For example, let us say that the artist has a vision of goodness, expressed in the form of a small white feather placed in a completely empty room. The observer can enter the room and simply not connect with or understand the expression. But when one opens one’s mind to the experience, that subtle, minimalistic manifestation of “goodness” suddenly generates a great deal of mental space, merging the observer’s understanding of goodness with that of the artist. It is a glimpse of the sense of “goodness” (although it could also be much more subjective than that), which also allows for a very broad and liberal interpretation.
In the Heart Sutra, the Buddha teaches that “Form is emptiness; emptiness is form.” By observing all forms, images, and phenomena without judgment, one can realize the experience of emptiness. Ultimately, all things are covered with the same fabric; they simply assume different shapes, changing all the time. When we look at a work of art, we might see the majestic David by Michelangelo, for instance, or merely a piece of rock—both are true, both have significance, but only in our mind. Our experiences lead us to apprehend and believe in a certain way.

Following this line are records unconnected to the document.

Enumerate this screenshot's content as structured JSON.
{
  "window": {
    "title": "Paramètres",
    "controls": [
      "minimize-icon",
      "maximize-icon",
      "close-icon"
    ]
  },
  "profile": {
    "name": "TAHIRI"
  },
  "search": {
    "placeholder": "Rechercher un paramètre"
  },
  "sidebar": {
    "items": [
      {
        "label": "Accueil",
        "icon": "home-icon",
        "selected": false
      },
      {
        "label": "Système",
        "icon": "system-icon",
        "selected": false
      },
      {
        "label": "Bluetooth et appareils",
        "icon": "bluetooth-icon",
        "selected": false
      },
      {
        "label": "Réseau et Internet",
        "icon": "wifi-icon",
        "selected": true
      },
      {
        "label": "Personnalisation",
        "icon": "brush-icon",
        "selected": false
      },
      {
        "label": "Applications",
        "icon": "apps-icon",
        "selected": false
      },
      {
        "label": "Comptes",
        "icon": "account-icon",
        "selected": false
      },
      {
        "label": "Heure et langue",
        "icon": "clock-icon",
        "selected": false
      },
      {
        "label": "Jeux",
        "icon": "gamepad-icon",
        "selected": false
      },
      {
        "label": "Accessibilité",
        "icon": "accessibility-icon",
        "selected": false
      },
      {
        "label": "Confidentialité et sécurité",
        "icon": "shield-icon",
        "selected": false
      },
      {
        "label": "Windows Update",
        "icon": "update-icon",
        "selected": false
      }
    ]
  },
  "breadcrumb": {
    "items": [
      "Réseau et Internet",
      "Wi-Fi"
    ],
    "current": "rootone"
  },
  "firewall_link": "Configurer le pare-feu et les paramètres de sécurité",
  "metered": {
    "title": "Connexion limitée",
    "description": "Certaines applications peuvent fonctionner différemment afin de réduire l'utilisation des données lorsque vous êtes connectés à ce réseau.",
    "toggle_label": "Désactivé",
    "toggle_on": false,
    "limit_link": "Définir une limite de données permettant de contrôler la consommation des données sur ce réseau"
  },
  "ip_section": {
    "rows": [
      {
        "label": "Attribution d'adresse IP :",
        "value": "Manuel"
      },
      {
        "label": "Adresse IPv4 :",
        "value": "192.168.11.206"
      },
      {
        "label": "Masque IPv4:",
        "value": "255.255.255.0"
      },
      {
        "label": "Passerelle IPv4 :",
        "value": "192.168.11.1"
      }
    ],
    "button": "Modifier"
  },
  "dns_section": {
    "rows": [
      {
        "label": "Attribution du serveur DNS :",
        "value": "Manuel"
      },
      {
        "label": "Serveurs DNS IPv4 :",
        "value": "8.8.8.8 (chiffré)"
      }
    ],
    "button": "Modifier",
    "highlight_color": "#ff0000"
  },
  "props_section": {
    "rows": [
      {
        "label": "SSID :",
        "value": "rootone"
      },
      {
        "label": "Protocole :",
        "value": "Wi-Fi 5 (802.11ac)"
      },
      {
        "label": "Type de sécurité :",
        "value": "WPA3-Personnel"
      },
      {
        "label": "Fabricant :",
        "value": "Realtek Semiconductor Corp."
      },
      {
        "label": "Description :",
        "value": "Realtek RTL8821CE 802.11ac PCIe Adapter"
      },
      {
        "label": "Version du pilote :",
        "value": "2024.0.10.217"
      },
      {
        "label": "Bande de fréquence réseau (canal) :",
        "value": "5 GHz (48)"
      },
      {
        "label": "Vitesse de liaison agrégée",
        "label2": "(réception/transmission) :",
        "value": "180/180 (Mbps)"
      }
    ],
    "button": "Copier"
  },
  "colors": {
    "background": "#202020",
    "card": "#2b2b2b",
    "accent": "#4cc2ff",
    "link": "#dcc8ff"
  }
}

So, if we wish, we can train our eye and motivation to perceive everything as sacred, and consequently enjoy a sacred and joyful life—simply by training the eye!

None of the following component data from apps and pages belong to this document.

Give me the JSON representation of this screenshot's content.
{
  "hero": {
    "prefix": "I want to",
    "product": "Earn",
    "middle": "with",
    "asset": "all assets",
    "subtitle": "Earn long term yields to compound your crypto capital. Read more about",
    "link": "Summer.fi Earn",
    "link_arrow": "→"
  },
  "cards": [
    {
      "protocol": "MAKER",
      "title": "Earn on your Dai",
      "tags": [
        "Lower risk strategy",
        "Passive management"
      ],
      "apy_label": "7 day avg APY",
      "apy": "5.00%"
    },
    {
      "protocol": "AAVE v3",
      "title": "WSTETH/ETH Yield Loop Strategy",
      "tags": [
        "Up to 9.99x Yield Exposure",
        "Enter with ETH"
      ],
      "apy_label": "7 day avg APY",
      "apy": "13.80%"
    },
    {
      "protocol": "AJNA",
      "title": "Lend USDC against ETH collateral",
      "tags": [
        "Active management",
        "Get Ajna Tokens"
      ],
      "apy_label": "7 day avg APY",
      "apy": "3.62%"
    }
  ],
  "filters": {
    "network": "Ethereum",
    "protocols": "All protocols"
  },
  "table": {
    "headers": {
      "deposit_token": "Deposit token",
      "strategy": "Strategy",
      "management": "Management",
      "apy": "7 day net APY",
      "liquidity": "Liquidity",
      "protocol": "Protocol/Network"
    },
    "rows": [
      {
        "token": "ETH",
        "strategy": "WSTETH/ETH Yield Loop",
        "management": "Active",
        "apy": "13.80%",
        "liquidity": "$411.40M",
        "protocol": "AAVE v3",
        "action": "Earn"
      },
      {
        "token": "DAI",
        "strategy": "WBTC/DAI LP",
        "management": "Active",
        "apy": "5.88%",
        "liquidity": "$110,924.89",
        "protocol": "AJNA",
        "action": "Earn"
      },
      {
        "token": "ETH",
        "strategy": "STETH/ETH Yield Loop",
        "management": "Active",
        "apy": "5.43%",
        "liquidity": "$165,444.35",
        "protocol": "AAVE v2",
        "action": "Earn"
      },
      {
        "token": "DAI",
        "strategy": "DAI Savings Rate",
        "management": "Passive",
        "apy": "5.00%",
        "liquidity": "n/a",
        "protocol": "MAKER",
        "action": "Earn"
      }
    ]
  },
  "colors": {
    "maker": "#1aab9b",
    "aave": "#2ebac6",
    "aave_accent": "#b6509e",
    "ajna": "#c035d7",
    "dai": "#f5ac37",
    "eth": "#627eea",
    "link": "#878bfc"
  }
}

Art teaches us a great deal about perspective. How can one person view a picture and be moved by its meaning while someone else sees only a blur of color? The picture is the same, but the perspective and the apparent individualism are different. The picture is a wonderful experience for the person who sees it as art and a joke for the one who sees a blur. In the end, is the picture wonderful or is it a joke? It is neither. In fact, it is what you want to it be, or even a mirror of who you really are. If you see beauty it is because you allow beauty to exist within your being.
The path of an artist is an eloquent way to touch that fabric, to experiment, to play, to create, to see its impermanent cycles, and to be detached from a fixed significance—including that of our own identity. This type of training can offer a form of Buddhist insight through an experience of the art, offering the artist and the viewer a path to enlightenment. One can experience this through traditional training without the creative element but instead with discipline and obedience, or one can find it within the creation of uninhibited, conceptual art. One can even follow both paths at the same time, using both traditional and contemporary art as one’s two “legs” on the journey to enlightenment and thus walking the path of the artist-pilgrim.
Tiffani Gyatso is a traditional Buddhist thangka painter and a member of the Dakini As Art Collective. To learn more about Tiffani, her work, and Dakini As Art, please visit Dakini As Art.